ACTIVITY:
Copy every line from the records that holds the word "Gates".

RECORDS SUPPLIED:
BEGIN

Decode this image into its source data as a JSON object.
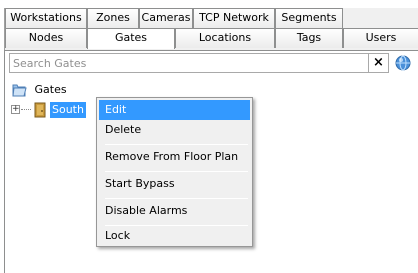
{
  "tabs_row1": [
    "Workstations",
    "Zones",
    "Cameras",
    "TCP Network",
    "Segments"
  ],
  "tabs_row2": [
    "Nodes",
    "Gates",
    "Locations",
    "Tags",
    "Users"
  ],
  "active_tab": "Gates",
  "search": {
    "placeholder": "Search Gates",
    "value": "",
    "clear_label": "×"
  },
  "tree": {
    "root_label": "Gates",
    "child_label": "South",
    "expander": "+"
  },
  "context_menu": {
    "items": [
      "Edit",
      "Delete",
      "Remove From Floor Plan",
      "Start Bypass",
      "Disable Alarms",
      "Lock"
    ],
    "highlighted": "Edit"
  },
  "colors": {
    "selection": "#3399ff",
    "tab_border": "#8e8f8f",
    "menu_bg": "#f0f0f0"
  }
}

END

TASK RESULT:
    "Gates",
  "active_tab": "Gates",
    "placeholder": "Search Gates",
    "root_label": "Gates",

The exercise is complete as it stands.